Copy and paste the following where the code currently says "[[[ insert code here ]]]". This will breed "n_to_keep" many pairs of cars, and add them to the new environment. What this achieves is that the best cars from the previous generation will be bred and then their children will continue on to the next. This is our "survival of the fittest" mechanic.
# loop through the best cars in pairs, breeding them (so that car0 breeds with car1 and so forth) for i in range(n_to_keep - 1): parent_pairs = list(itertools.combinations(range(i + 1), 2)) for pair in parent_pairs: control_rods, bias, fov, colour = pyparticles.breed(sorted_list[pair], sorted_list[pair]) env.addParticles(1, x=checkpoints, y=checkpoints, speed=0, size=5, control_rods=control_rods, bias=bias, fov=fov, colour=colour)

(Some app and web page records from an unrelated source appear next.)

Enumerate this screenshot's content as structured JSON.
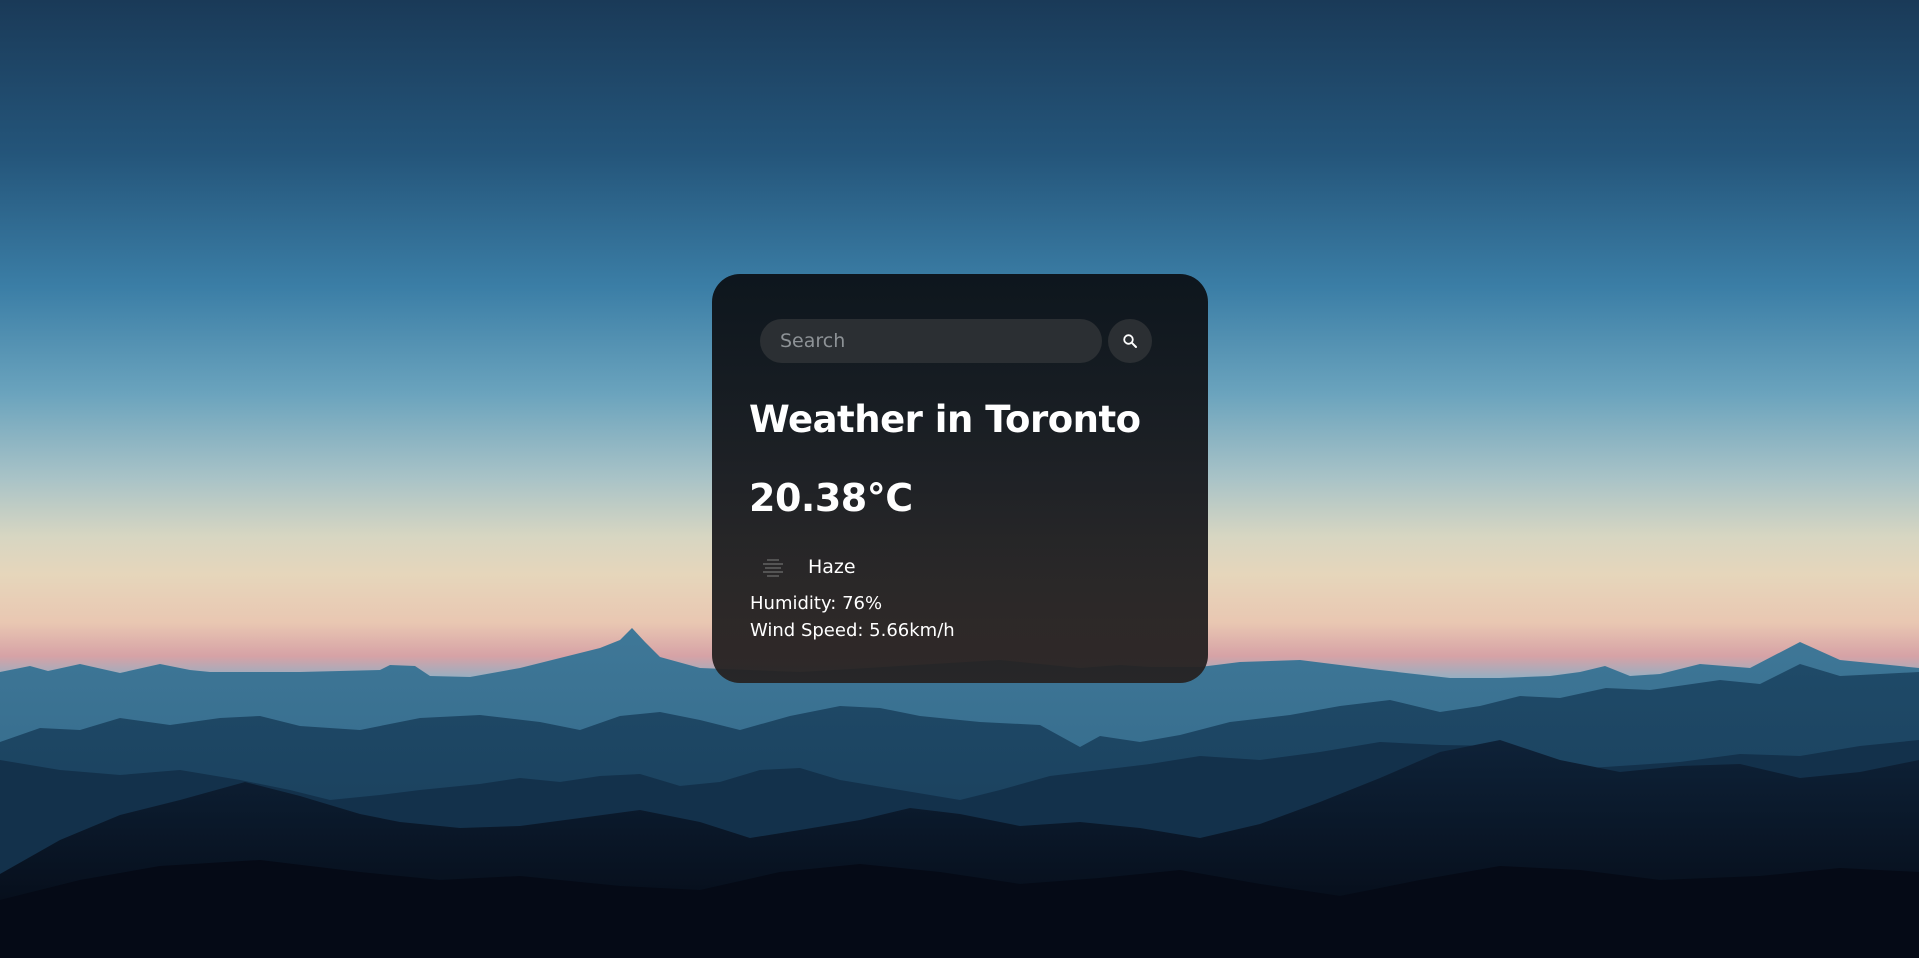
{
  "search": {
    "placeholder": "Search",
    "value": "",
    "button_icon": "search-icon"
  },
  "weather": {
    "title": "Weather in Toronto",
    "temperature": "20.38°C",
    "condition_icon": "haze-icon",
    "description": "Haze",
    "humidity": "Humidity: 76%",
    "wind": "Wind Speed: 5.66km/h"
  },
  "colors": {
    "card_background": "#15191d",
    "input_background": "#2b2f33",
    "text": "#ffffff",
    "placeholder": "#8d9296"
  }
}
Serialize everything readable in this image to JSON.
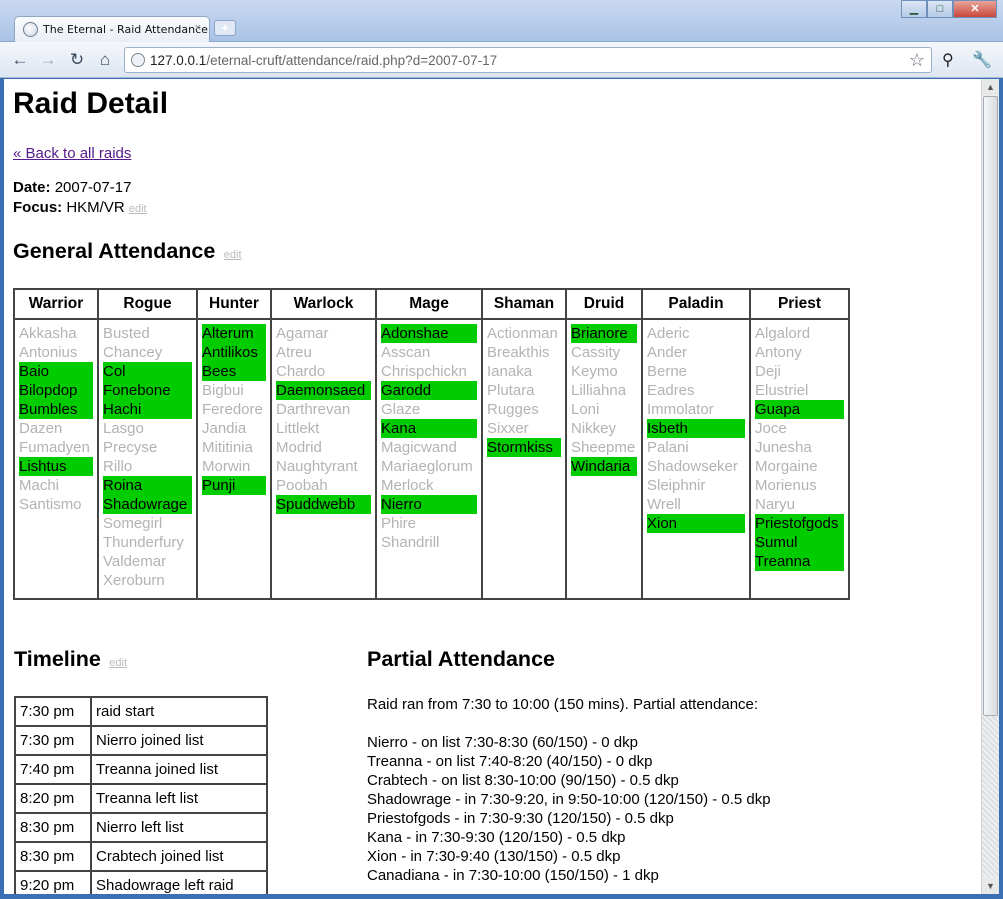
{
  "browser": {
    "tab_title": "The Eternal - Raid Attendance",
    "tab_close": "×",
    "new_tab": "+",
    "url_host": "127.0.0.1",
    "url_path": "/eternal-cruft/attendance/raid.php?d=2007-07-17",
    "window_min": "▁",
    "window_max": "□",
    "window_close": "✕"
  },
  "page": {
    "title": "Raid Detail",
    "back_link": "« Back to all raids",
    "date_label": "Date:",
    "date_value": "2007-07-17",
    "focus_label": "Focus:",
    "focus_value": "HKM/VR",
    "edit": "edit",
    "general_heading": "General Attendance",
    "timeline_heading": "Timeline",
    "partial_heading": "Partial Attendance"
  },
  "classes": [
    {
      "name": "Warrior",
      "members": [
        {
          "n": "Akkasha",
          "on": false
        },
        {
          "n": "Antonius",
          "on": false
        },
        {
          "n": "Baio",
          "on": true
        },
        {
          "n": "Bilopdop",
          "on": true
        },
        {
          "n": "Bumbles",
          "on": true
        },
        {
          "n": "Dazen",
          "on": false
        },
        {
          "n": "Fumadyen",
          "on": false
        },
        {
          "n": "Lishtus",
          "on": true
        },
        {
          "n": "Machi",
          "on": false
        },
        {
          "n": "Santismo",
          "on": false
        }
      ]
    },
    {
      "name": "Rogue",
      "members": [
        {
          "n": "Busted",
          "on": false
        },
        {
          "n": "Chancey",
          "on": false
        },
        {
          "n": "Col",
          "on": true
        },
        {
          "n": "Fonebone",
          "on": true
        },
        {
          "n": "Hachi",
          "on": true
        },
        {
          "n": "Lasgo",
          "on": false
        },
        {
          "n": "Precyse",
          "on": false
        },
        {
          "n": "Rillo",
          "on": false
        },
        {
          "n": "Roina",
          "on": true
        },
        {
          "n": "Shadowrage",
          "on": true
        },
        {
          "n": "Somegirl",
          "on": false
        },
        {
          "n": "Thunderfury",
          "on": false
        },
        {
          "n": "Valdemar",
          "on": false
        },
        {
          "n": "Xeroburn",
          "on": false
        }
      ]
    },
    {
      "name": "Hunter",
      "members": [
        {
          "n": "Alterum",
          "on": true
        },
        {
          "n": "Antilikos",
          "on": true
        },
        {
          "n": "Bees",
          "on": true
        },
        {
          "n": "Bigbui",
          "on": false
        },
        {
          "n": "Feredore",
          "on": false
        },
        {
          "n": "Jandia",
          "on": false
        },
        {
          "n": "Mititinia",
          "on": false
        },
        {
          "n": "Morwin",
          "on": false
        },
        {
          "n": "Punji",
          "on": true
        }
      ]
    },
    {
      "name": "Warlock",
      "members": [
        {
          "n": "Agamar",
          "on": false
        },
        {
          "n": "Atreu",
          "on": false
        },
        {
          "n": "Chardo",
          "on": false
        },
        {
          "n": "Daemonsaed",
          "on": true
        },
        {
          "n": "Darthrevan",
          "on": false
        },
        {
          "n": "Littlekt",
          "on": false
        },
        {
          "n": "Modrid",
          "on": false
        },
        {
          "n": "Naughtyrant",
          "on": false
        },
        {
          "n": "Poobah",
          "on": false
        },
        {
          "n": "Spuddwebb",
          "on": true
        }
      ]
    },
    {
      "name": "Mage",
      "members": [
        {
          "n": "Adonshae",
          "on": true
        },
        {
          "n": "Asscan",
          "on": false
        },
        {
          "n": "Chrispchickn",
          "on": false
        },
        {
          "n": "Garodd",
          "on": true
        },
        {
          "n": "Glaze",
          "on": false
        },
        {
          "n": "Kana",
          "on": true
        },
        {
          "n": "Magicwand",
          "on": false
        },
        {
          "n": "Mariaeglorum",
          "on": false
        },
        {
          "n": "Merlock",
          "on": false
        },
        {
          "n": "Nierro",
          "on": true
        },
        {
          "n": "Phire",
          "on": false
        },
        {
          "n": "Shandrill",
          "on": false
        }
      ]
    },
    {
      "name": "Shaman",
      "members": [
        {
          "n": "Actionman",
          "on": false
        },
        {
          "n": "Breakthis",
          "on": false
        },
        {
          "n": "Ianaka",
          "on": false
        },
        {
          "n": "Plutara",
          "on": false
        },
        {
          "n": "Rugges",
          "on": false
        },
        {
          "n": "Sixxer",
          "on": false
        },
        {
          "n": "Stormkiss",
          "on": true
        }
      ]
    },
    {
      "name": "Druid",
      "members": [
        {
          "n": "Brianore",
          "on": true
        },
        {
          "n": "Cassity",
          "on": false
        },
        {
          "n": "Keymo",
          "on": false
        },
        {
          "n": "Lilliahna",
          "on": false
        },
        {
          "n": "Loni",
          "on": false
        },
        {
          "n": "Nikkey",
          "on": false
        },
        {
          "n": "Sheepme",
          "on": false
        },
        {
          "n": "Windaria",
          "on": true
        }
      ]
    },
    {
      "name": "Paladin",
      "members": [
        {
          "n": "Aderic",
          "on": false
        },
        {
          "n": "Ander",
          "on": false
        },
        {
          "n": "Berne",
          "on": false
        },
        {
          "n": "Eadres",
          "on": false
        },
        {
          "n": "Immolator",
          "on": false
        },
        {
          "n": "Isbeth",
          "on": true
        },
        {
          "n": "Palani",
          "on": false
        },
        {
          "n": "Shadowseker",
          "on": false
        },
        {
          "n": "Sleiphnir",
          "on": false
        },
        {
          "n": "Wrell",
          "on": false
        },
        {
          "n": "Xion",
          "on": true
        }
      ]
    },
    {
      "name": "Priest",
      "members": [
        {
          "n": "Algalord",
          "on": false
        },
        {
          "n": "Antony",
          "on": false
        },
        {
          "n": "Deji",
          "on": false
        },
        {
          "n": "Elustriel",
          "on": false
        },
        {
          "n": "Guapa",
          "on": true
        },
        {
          "n": "Joce",
          "on": false
        },
        {
          "n": "Junesha",
          "on": false
        },
        {
          "n": "Morgaine",
          "on": false
        },
        {
          "n": "Morienus",
          "on": false
        },
        {
          "n": "Naryu",
          "on": false
        },
        {
          "n": "Priestofgods",
          "on": true
        },
        {
          "n": "Sumul",
          "on": true
        },
        {
          "n": "Treanna",
          "on": true
        }
      ]
    }
  ],
  "timeline": [
    {
      "time": "7:30 pm",
      "event": "raid start"
    },
    {
      "time": "7:30 pm",
      "event": "Nierro joined list"
    },
    {
      "time": "7:40 pm",
      "event": "Treanna joined list"
    },
    {
      "time": "8:20 pm",
      "event": "Treanna left list"
    },
    {
      "time": "8:30 pm",
      "event": "Nierro left list"
    },
    {
      "time": "8:30 pm",
      "event": "Crabtech joined list"
    },
    {
      "time": "9:20 pm",
      "event": "Shadowrage left raid"
    }
  ],
  "partial": {
    "intro": "Raid ran from 7:30 to 10:00 (150 mins). Partial attendance:",
    "lines": [
      "Nierro - on list 7:30-8:30 (60/150) - 0 dkp",
      "Treanna - on list 7:40-8:20 (40/150) - 0 dkp",
      "Crabtech - on list 8:30-10:00 (90/150) - 0.5 dkp",
      "Shadowrage - in 7:30-9:20, in 9:50-10:00 (120/150) - 0.5 dkp",
      "Priestofgods - in 7:30-9:30 (120/150) - 0.5 dkp",
      "Kana - in 7:30-9:30 (120/150) - 0.5 dkp",
      "Xion - in 7:30-9:40 (130/150) - 0.5 dkp",
      "Canadiana - in 7:30-10:00 (150/150) - 1 dkp"
    ]
  }
}
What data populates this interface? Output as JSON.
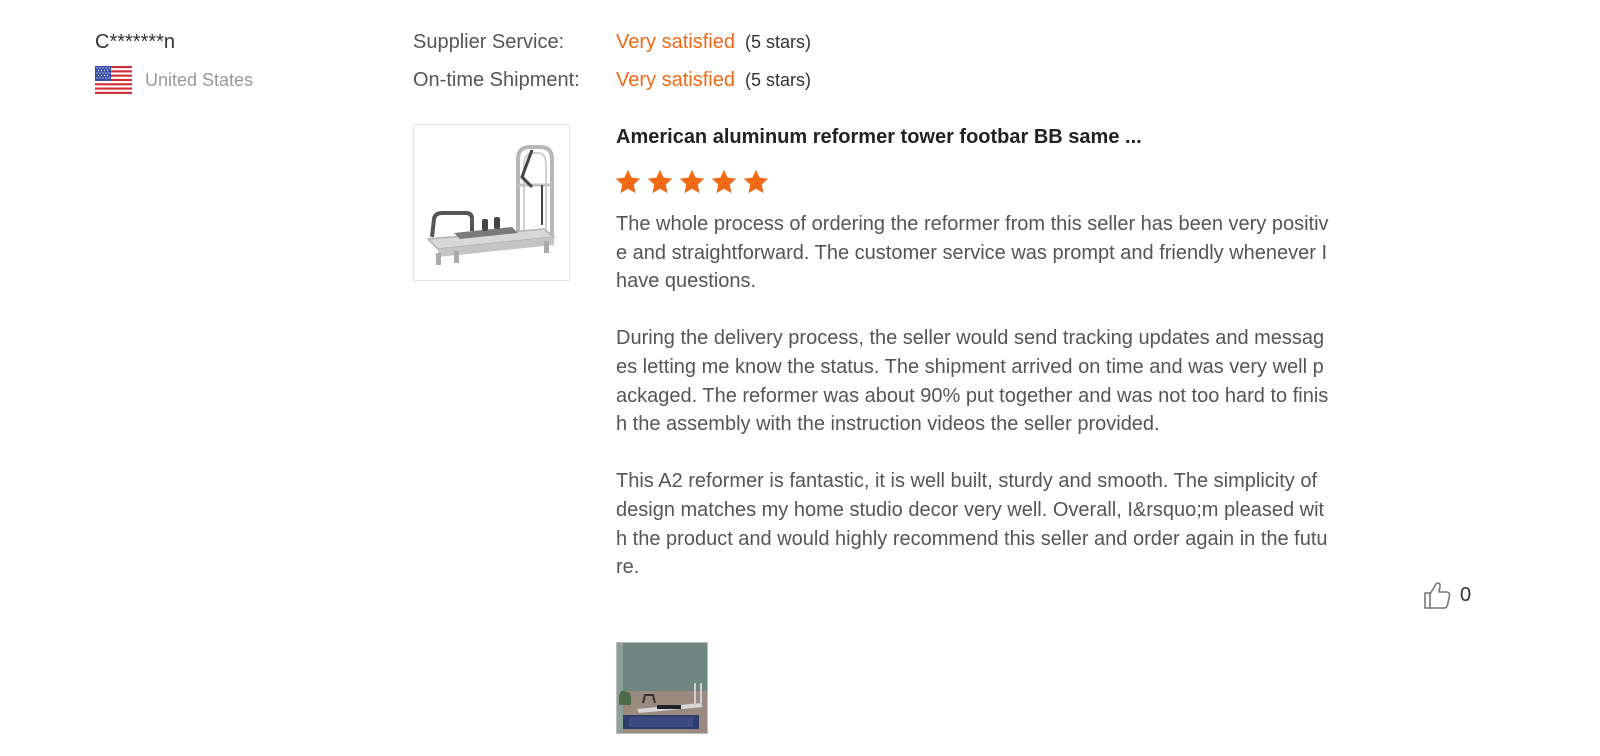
{
  "reviewer": {
    "name": "C*******n",
    "country": "United States",
    "flag_icon": "us-flag-icon"
  },
  "ratings": [
    {
      "label": "Supplier Service:",
      "value": "Very satisfied",
      "stars_text": "(5 stars)"
    },
    {
      "label": "On-time Shipment:",
      "value": "Very satisfied",
      "stars_text": "(5 stars)"
    }
  ],
  "product": {
    "title": "American aluminum reformer tower footbar BB same ...",
    "thumbnail_icon": "reformer-product-image"
  },
  "review": {
    "stars": 5,
    "star_color": "#f06a16",
    "paragraphs": [
      "The whole process of ordering the reformer from this seller has been very positive and straightforward. The customer service was prompt and friendly whenever I have questions.",
      "During the delivery process,  the seller would send tracking updates and messages letting me know the status. The shipment arrived on time and was very well packaged. The reformer was about 90% put together and was not too hard to finish the assembly with the instruction videos the seller provided.",
      "This A2 reformer is fantastic, it is well built, sturdy and smooth. The simplicity of design matches my home studio decor very well. Overall, I&rsquo;m pleased with the product and would highly recommend this seller and order again in the future."
    ]
  },
  "helpful": {
    "icon": "thumbs-up-icon",
    "count": "0"
  },
  "photos": [
    {
      "icon": "review-photo-studio"
    }
  ],
  "colors": {
    "accent": "#f06a16",
    "muted_text": "#999999",
    "body_text": "#555555"
  }
}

Now if you re-run the code, you'll notice that a small portion of the cars are actually getting better (hooray!).
But can we do better? One way we could improve this would be to randomly breed pairs of cars from a previous generation - this could take some desirable traits from cars that seem terrible on the surface allowing for beneficial mutations.
Let's implement that by copying the following below our code from before:
# randomly search through the cars from the previous generation and breed some of them while len(env.particles) < (generation_size - 5): parent1 = sorted_list[random.randint(0, generation_size - 1)] parent2 = sorted_list[random.randint(0, generation_size - 1)] control_rods, bias, fov, colour = pyparticles.breed(parent1, parent2) env.addParticles(1, x=checkpoints, y=checkpoints, speed=0, size=5, control_rods=control_rods, bias=bias, fov=fov, colour=colour)
This will now randomly breed the rest of the cars, whilst leaving room for 5 more random ones.
If you run the code now, you'll notice that cars seem to be learning faster - this is because more breeding causes more traits to be transferred leading to a greater chance of good cars being bred.
How else could you improve this breeding function? Feel free to experiment - let us know if you come up with any interesting methods.